Wednesday, February 27, 2013

Virginia S.

Virginia Snedeker   "Self-Portrait"  1933  Private Collection

Virginia Snedeker (1909-2000) was born in New York City, and studied at the National Academy of Design and later at The Art Student's League of New York. She was strongly influenced by artist Kenneth Hayes Miller, who taught at the League, and was an early proponent of the urban genre scene. Snedeker, under Hayes' tutelage, became part of what is now called the American Scene movement, which existed from some time in the 1920's through the 1940's (and even possibly into early 1950's.) The American Scene movement was also known as Regionalism, and rejected the currently fashionable Modernist Art movement, instead espousing a representational style focused on everyday life. Snedecker focused on the region she knew best, which was New York City.

Virginia Snedeker   "Self-Portrait with Brushes"  1938  Private Collection

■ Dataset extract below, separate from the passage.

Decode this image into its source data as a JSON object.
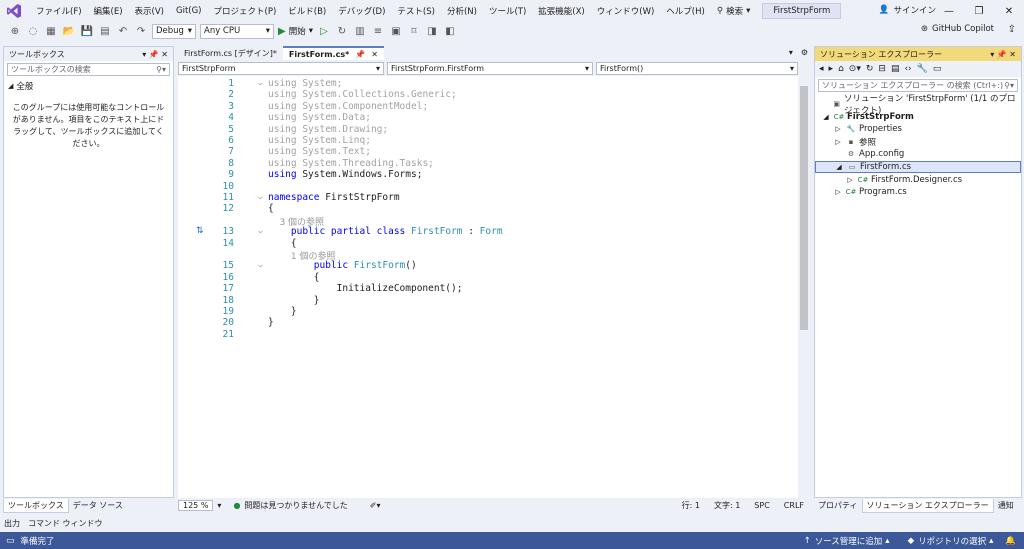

In addition to her painting, Snedeker worked as illustrator. Her first cover for the The New Yorker magazine, 1939,  shows a bohemian-looking man and woman carrying a large painting through the streets of New York. It's fascinating to me that it appears to have been assumed that the artist of the couple was the man, whereas Snedecker, the painter, may have been quietly referring to herself. In any case, the cover was a hit, and its success gained Snedecker a coveted contract with the New Yorker. She did covers as well as numerous black and white spot illustrations for that magazine.

Virginia Snedeker  "Untitled (Bolsheviks)" The New Yorker June 10, 1939  Condé Nast Collection

After World War ll the world was a different place, all over. Snedecker married, and moved to Ridgefield, New Jersey where she eventually quit painting and illustrating, and instead focused on domestic life and raising a family. She is not known to have ever picked up a brush again after about 1949, despite living to the ripe old age of 91. Although Snedecker's work was shelved for decades, she has recently begun to be noticed again, and her oeuvre, both fine art and illustration art, was the focus of a solo exhibition at the Morven Museum in Princeton, New Jersey in 2006 and was also exhibited at the Morris Museum in 2008.  In 2009 her work was included in a group show at the Zimmerli Art Museum entitled A Parallel Presence: National Association of Women Artists, 1889- 2009.

~Many thanks to Eliza Drake Auth for spotting the Self-Portrait with Brushes image~


Marianne Fineberg said...

I love everything about the 1933 portrait. Her clothes seem alive.

Alexandra Tyng said...

Although I'm not that keen on her work, her story intrigues me. I didn't know about the American Scene Movement. Did Snedecker stop painting and/or illustrating because the golden age of illustration had come to an end (unless you count the children's book illustration boom in the 50s and 60s)?

Nancy Bea Miller said...

Alex, without knowing much about it I would surmise that VS got caught in the backlash against professional women that arose post WWll, and that she became enmired in the new concept of domesticity as the one true role of women. This is the kind of strait jacket of behavior mod suddenly shoved onto american middle-class women in the mid 1940's through 60's, in protest of which Betty Friedan wrote "The Feminine Mystique" (1963.)

From a review of the VS solo show at the Morven Museum by Stuart Mitchener: "the last dated painting in the show tells the story: a portrait of her little girl done in 1949, with this note: "She was never quite happy with the result" because she was "constrained by interrupted work sessions." You know what that means."

Scott Ross said...

I grew up with a mural by Virginia Snedeker in our small post office in Audubon, Iowa. The artist was unknown until recently discovered, That mural has been loved by generations of people and maybe, in my own instance, contributed to me becoming a professional illustrator for the last 40 years. Thank you for this article on Virginia.